Researchers and human resource professionals alike are turning to the marketing literature to understand how to effectively “brand” organizations in an attempt to win the talent war. This chapter will review the history of employer brand image, present strategies for branding employers, and discuss future directions in employer branding research and practice. While there are many human resource practices that can influence the quality of human capital, one of the most important is recruitment (Barber, 1998; Terpstra & Rozell, 1993). With dramatic technological advancements over recent decades, however, the manner with which organizations approach recruitment has changed. E-recruitment has become an increasingly popular method to attract a larger pool of applicants. This is evidenced in the rise of online career search engines such as Monster.com or Careerbuilder.com, both widely used vehicles for advertising job openings and relaying pertinent information to job candidates. Technological advances and the rise in e-recruitment activities have also affected the ease with which applicants can acquire information about an organization. Access to organizational Web sites, Web logs, and other news media enable applicants to make judgments about an organization before ever having direct contact with an organizational representative.
According to the Bureau of Labor Statistics’ Occupational Outlook Handbook, employment is expected to increase 13% by 2014 (BLS, 2005). A post-secondary degree is required for 23 out of 30 of the occupations projected to have the fastest growth potential. However, as qualified talent is becoming more of a hot commodity many industries are finding themselves with fewer high quality job applicants. As reported in a yearlong study conducted by McKinsey and Company “…the most important corporate resource over the next 20 years will be talent…And even as the demand for talent goes up, the supply of it will be going down” (Fishman, 1998). Organizations are increasingly realizing to succeed in this “war for talent” it is imperative they market themselves to stand out among their competitors. Marketing research on product brand image offers insights into how organizations can better establish and market an identity.
Key Terms in this Chapter

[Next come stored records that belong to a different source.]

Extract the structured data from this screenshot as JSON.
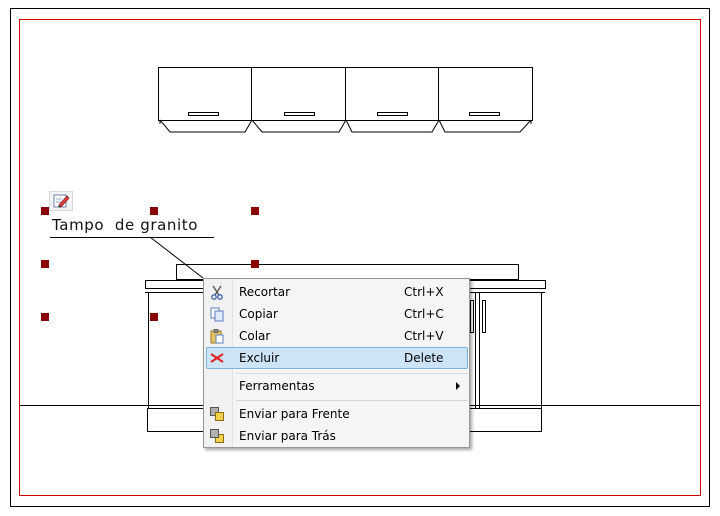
{
  "drawing": {
    "note_label": "Tampo  de granito"
  },
  "colors": {
    "frame_border": "#cc0000",
    "selection_handle": "#8b0000",
    "highlight_fill": "#cde4f7",
    "highlight_border": "#7fb0de"
  },
  "context_menu": {
    "items": [
      {
        "label": "Recortar",
        "shortcut": "Ctrl+X",
        "icon": "scissors-icon"
      },
      {
        "label": "Copiar",
        "shortcut": "Ctrl+C",
        "icon": "copy-icon"
      },
      {
        "label": "Colar",
        "shortcut": "Ctrl+V",
        "icon": "paste-icon"
      },
      {
        "label": "Excluir",
        "shortcut": "Delete",
        "icon": "delete-x-icon",
        "highlighted": true
      },
      {
        "label": "Ferramentas",
        "shortcut": "",
        "icon": "",
        "submenu": true
      },
      {
        "label": "Enviar para Frente",
        "shortcut": "",
        "icon": "bring-front-icon"
      },
      {
        "label": "Enviar para Trás",
        "shortcut": "",
        "icon": "send-back-icon"
      }
    ]
  }
}
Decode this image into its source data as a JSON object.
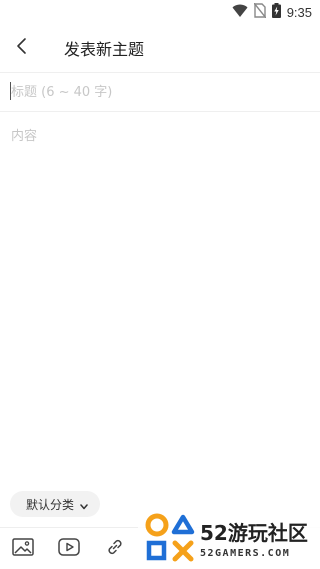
{
  "status_bar": {
    "time": "9:35",
    "icons": [
      "wifi-icon",
      "no-sim-icon",
      "battery-charging-icon"
    ]
  },
  "header": {
    "back_icon": "chevron-left-icon",
    "title": "发表新主题"
  },
  "title_field": {
    "placeholder": "标题 (6 ~ 40 字)",
    "value": ""
  },
  "content_field": {
    "placeholder": "内容",
    "value": ""
  },
  "category": {
    "label": "默认分类",
    "icon": "chevron-down-icon"
  },
  "toolbar": {
    "items": [
      "image-icon",
      "video-icon",
      "link-icon"
    ]
  },
  "watermark": {
    "title": "52游玩社区",
    "subtitle": "52GAMERS.COM",
    "colors": {
      "orange": "#f5a11a",
      "blue": "#1f6fd6"
    }
  }
}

Brand Equity: The differential effect of product knowledge on individual response to the marketing of the product. Brand equity suggests that brands influence choice decisions by creating points of differentiation among objects with similar functional/instrumental attributes. The value a product offers a consumer.
Culture: Values that support the organization’s purpose, strategy, or identity. Ambler et al. and Barrow (1996 AU6: The in-text citation "Barrow (1996" is not in the reference list. Please correct the citation, add the reference to the list, or delete the citation. ) suggest culture is in place as a result of the employment image developed by the organization, and serves to help promote the employment image.